Problem statement: Whatever appears in the records, write it out again exactly.

[Page and application data records]
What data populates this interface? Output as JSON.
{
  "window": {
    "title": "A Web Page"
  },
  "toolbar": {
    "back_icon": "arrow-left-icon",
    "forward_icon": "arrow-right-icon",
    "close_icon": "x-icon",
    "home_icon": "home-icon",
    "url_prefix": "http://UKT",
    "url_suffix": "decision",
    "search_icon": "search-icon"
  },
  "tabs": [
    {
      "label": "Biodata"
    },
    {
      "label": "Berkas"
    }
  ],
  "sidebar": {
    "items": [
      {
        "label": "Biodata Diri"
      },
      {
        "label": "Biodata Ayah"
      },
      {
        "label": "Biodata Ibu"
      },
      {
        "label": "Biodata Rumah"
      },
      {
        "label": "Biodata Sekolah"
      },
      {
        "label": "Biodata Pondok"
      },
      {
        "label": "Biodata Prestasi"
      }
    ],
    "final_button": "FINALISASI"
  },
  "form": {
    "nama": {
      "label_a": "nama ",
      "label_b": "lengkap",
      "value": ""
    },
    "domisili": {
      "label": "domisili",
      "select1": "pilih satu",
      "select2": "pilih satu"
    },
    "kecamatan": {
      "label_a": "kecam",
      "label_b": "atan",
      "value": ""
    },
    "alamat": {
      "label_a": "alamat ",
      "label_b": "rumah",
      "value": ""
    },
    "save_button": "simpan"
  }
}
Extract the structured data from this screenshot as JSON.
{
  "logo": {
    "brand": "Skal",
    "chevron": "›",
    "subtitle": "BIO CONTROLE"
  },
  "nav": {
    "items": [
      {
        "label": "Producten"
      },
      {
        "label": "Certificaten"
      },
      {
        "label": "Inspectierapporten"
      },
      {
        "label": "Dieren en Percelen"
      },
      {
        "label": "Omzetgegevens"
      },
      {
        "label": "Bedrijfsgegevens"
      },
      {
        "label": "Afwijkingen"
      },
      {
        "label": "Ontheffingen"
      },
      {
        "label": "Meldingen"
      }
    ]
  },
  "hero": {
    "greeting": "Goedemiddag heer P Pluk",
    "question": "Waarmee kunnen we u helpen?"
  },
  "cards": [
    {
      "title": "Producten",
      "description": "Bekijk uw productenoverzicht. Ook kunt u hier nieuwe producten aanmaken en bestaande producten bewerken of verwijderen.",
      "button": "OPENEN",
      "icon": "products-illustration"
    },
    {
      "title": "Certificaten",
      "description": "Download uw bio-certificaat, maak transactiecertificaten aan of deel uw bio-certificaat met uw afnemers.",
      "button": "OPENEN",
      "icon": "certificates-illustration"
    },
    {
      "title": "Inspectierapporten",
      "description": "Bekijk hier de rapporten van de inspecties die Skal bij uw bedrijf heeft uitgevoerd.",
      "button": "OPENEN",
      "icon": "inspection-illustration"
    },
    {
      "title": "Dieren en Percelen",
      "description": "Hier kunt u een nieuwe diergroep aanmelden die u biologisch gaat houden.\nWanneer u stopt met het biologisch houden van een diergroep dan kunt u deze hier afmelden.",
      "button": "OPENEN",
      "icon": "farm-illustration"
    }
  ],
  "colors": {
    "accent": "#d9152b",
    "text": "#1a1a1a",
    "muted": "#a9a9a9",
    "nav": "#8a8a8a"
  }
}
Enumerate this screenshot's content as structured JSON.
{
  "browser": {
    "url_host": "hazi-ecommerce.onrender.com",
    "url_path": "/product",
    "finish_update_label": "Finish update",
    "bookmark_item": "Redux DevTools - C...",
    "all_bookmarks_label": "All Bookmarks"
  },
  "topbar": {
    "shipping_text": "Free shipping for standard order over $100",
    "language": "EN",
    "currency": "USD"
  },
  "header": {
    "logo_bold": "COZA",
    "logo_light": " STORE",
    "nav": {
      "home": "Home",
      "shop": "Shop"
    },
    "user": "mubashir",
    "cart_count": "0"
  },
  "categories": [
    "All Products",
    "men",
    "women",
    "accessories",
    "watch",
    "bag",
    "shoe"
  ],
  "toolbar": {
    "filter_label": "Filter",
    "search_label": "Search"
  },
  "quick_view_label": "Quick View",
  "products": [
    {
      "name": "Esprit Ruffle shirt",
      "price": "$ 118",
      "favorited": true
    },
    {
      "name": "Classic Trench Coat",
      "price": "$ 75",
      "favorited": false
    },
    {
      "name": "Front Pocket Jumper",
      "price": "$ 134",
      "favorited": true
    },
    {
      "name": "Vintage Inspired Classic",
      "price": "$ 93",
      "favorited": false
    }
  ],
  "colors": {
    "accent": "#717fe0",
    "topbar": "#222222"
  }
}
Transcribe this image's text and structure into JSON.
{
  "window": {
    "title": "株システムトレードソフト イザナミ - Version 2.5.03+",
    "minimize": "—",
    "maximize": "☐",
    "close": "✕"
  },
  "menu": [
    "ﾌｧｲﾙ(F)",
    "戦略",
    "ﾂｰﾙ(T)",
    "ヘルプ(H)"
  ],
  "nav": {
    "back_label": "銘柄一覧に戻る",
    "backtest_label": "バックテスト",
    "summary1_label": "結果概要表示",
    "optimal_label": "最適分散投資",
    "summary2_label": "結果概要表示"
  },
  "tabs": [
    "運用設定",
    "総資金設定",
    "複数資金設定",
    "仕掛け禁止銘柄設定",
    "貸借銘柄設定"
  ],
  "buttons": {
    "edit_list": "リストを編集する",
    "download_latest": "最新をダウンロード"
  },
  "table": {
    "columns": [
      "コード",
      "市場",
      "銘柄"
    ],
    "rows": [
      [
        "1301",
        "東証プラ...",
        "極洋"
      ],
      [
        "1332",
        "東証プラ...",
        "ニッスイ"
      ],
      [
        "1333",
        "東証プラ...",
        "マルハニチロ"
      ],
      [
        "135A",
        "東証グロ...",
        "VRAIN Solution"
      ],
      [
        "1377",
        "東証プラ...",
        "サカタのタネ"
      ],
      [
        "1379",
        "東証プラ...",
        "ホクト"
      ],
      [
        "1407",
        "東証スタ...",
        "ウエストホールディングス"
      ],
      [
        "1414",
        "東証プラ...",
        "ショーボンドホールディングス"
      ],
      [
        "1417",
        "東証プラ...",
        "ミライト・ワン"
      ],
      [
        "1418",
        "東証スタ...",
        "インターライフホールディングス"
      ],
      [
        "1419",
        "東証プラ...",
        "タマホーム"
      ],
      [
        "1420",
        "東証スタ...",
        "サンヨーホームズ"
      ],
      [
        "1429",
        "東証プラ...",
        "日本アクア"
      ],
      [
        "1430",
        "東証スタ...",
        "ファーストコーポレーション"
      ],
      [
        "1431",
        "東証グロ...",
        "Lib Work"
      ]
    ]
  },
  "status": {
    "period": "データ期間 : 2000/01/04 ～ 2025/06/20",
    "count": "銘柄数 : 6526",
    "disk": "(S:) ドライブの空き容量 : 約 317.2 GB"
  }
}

Reply:
What data populates this interface? Output as JSON.
{
  "window": {
    "title": "A Web Page"
  },
  "toolbar": {
    "back_icon": "arrow-left-icon",
    "forward_icon": "arrow-right-icon",
    "close_icon": "x-icon",
    "home_icon": "home-icon",
    "url_prefix": "http://UKT",
    "url_suffix": "decision",
    "search_icon": "search-icon"
  },
  "tabs": [
    {
      "label": "Biodata"
    },
    {
      "label": "Berkas"
    }
  ],
  "sidebar": {
    "items": [
      {
        "label": "Biodata Diri"
      },
      {
        "label": "Biodata Ayah"
      },
      {
        "label": "Biodata Ibu"
      },
      {
        "label": "Biodata Rumah"
      },
      {
        "label": "Biodata Sekolah"
      },
      {
        "label": "Biodata Pondok"
      },
      {
        "label": "Biodata Prestasi"
      }
    ],
    "final_button": "FINALISASI"
  },
  "form": {
    "nama": {
      "label_a": "nama ",
      "label_b": "lengkap",
      "value": ""
    },
    "domisili": {
      "label": "domisili",
      "select1": "pilih satu",
      "select2": "pilih satu"
    },
    "kecamatan": {
      "label_a": "kecam",
      "label_b": "atan",
      "value": ""
    },
    "alamat": {
      "label_a": "alamat ",
      "label_b": "rumah",
      "value": ""
    },
    "save_button": "simpan"
  }
}
Extract the structured data from this screenshot as JSON.
{
  "logo": {
    "brand": "Skal",
    "chevron": "›",
    "subtitle": "BIO CONTROLE"
  },
  "nav": {
    "items": [
      {
        "label": "Producten"
      },
      {
        "label": "Certificaten"
      },
      {
        "label": "Inspectierapporten"
      },
      {
        "label": "Dieren en Percelen"
      },
      {
        "label": "Omzetgegevens"
      },
      {
        "label": "Bedrijfsgegevens"
      },
      {
        "label": "Afwijkingen"
      },
      {
        "label": "Ontheffingen"
      },
      {
        "label": "Meldingen"
      }
    ]
  },
  "hero": {
    "greeting": "Goedemiddag heer P Pluk",
    "question": "Waarmee kunnen we u helpen?"
  },
  "cards": [
    {
      "title": "Producten",
      "description": "Bekijk uw productenoverzicht. Ook kunt u hier nieuwe producten aanmaken en bestaande producten bewerken of verwijderen.",
      "button": "OPENEN",
      "icon": "products-illustration"
    },
    {
      "title": "Certificaten",
      "description": "Download uw bio-certificaat, maak transactiecertificaten aan of deel uw bio-certificaat met uw afnemers.",
      "button": "OPENEN",
      "icon": "certificates-illustration"
    },
    {
      "title": "Inspectierapporten",
      "description": "Bekijk hier de rapporten van de inspecties die Skal bij uw bedrijf heeft uitgevoerd.",
      "button": "OPENEN",
      "icon": "inspection-illustration"
    },
    {
      "title": "Dieren en Percelen",
      "description": "Hier kunt u een nieuwe diergroep aanmelden die u biologisch gaat houden.\nWanneer u stopt met het biologisch houden van een diergroep dan kunt u deze hier afmelden.",
      "button": "OPENEN",
      "icon": "farm-illustration"
    }
  ],
  "colors": {
    "accent": "#d9152b",
    "text": "#1a1a1a",
    "muted": "#a9a9a9",
    "nav": "#8a8a8a"
  }
}
Enumerate this screenshot's content as structured JSON.
{
  "browser": {
    "url_host": "hazi-ecommerce.onrender.com",
    "url_path": "/product",
    "finish_update_label": "Finish update",
    "bookmark_item": "Redux DevTools - C...",
    "all_bookmarks_label": "All Bookmarks"
  },
  "topbar": {
    "shipping_text": "Free shipping for standard order over $100",
    "language": "EN",
    "currency": "USD"
  },
  "header": {
    "logo_bold": "COZA",
    "logo_light": " STORE",
    "nav": {
      "home": "Home",
      "shop": "Shop"
    },
    "user": "mubashir",
    "cart_count": "0"
  },
  "categories": [
    "All Products",
    "men",
    "women",
    "accessories",
    "watch",
    "bag",
    "shoe"
  ],
  "toolbar": {
    "filter_label": "Filter",
    "search_label": "Search"
  },
  "quick_view_label": "Quick View",
  "products": [
    {
      "name": "Esprit Ruffle shirt",
      "price": "$ 118",
      "favorited": true
    },
    {
      "name": "Classic Trench Coat",
      "price": "$ 75",
      "favorited": false
    },
    {
      "name": "Front Pocket Jumper",
      "price": "$ 134",
      "favorited": true
    },
    {
      "name": "Vintage Inspired Classic",
      "price": "$ 93",
      "favorited": false
    }
  ],
  "colors": {
    "accent": "#717fe0",
    "topbar": "#222222"
  }
}
Transcribe this image's text and structure into JSON.
{
  "window": {
    "title": "株システムトレードソフト イザナミ - Version 2.5.03+",
    "minimize": "—",
    "maximize": "☐",
    "close": "✕"
  },
  "menu": [
    "ﾌｧｲﾙ(F)",
    "戦略",
    "ﾂｰﾙ(T)",
    "ヘルプ(H)"
  ],
  "nav": {
    "back_label": "銘柄一覧に戻る",
    "backtest_label": "バックテスト",
    "summary1_label": "結果概要表示",
    "optimal_label": "最適分散投資",
    "summary2_label": "結果概要表示"
  },
  "tabs": [
    "運用設定",
    "総資金設定",
    "複数資金設定",
    "仕掛け禁止銘柄設定",
    "貸借銘柄設定"
  ],
  "buttons": {
    "edit_list": "リストを編集する",
    "download_latest": "最新をダウンロード"
  },
  "table": {
    "columns": [
      "コード",
      "市場",
      "銘柄"
    ],
    "rows": [
      [
        "1301",
        "東証プラ...",
        "極洋"
      ],
      [
        "1332",
        "東証プラ...",
        "ニッスイ"
      ],
      [
        "1333",
        "東証プラ...",
        "マルハニチロ"
      ],
      [
        "135A",
        "東証グロ...",
        "VRAIN Solution"
      ],
      [
        "1377",
        "東証プラ...",
        "サカタのタネ"
      ],
      [
        "1379",
        "東証プラ...",
        "ホクト"
      ],
      [
        "1407",
        "東証スタ...",
        "ウエストホールディングス"
      ],
      [
        "1414",
        "東証プラ...",
        "ショーボンドホールディングス"
      ],
      [
        "1417",
        "東証プラ...",
        "ミライト・ワン"
      ],
      [
        "1418",
        "東証スタ...",
        "インターライフホールディングス"
      ],
      [
        "1419",
        "東証プラ...",
        "タマホーム"
      ],
      [
        "1420",
        "東証スタ...",
        "サンヨーホームズ"
      ],
      [
        "1429",
        "東証プラ...",
        "日本アクア"
      ],
      [
        "1430",
        "東証スタ...",
        "ファーストコーポレーション"
      ],
      [
        "1431",
        "東証グロ...",
        "Lib Work"
      ]
    ]
  },
  "status": {
    "period": "データ期間 : 2000/01/04 ～ 2025/06/20",
    "count": "銘柄数 : 6526",
    "disk": "(S:) ドライブの空き容量 : 約 317.2 GB"
  }
}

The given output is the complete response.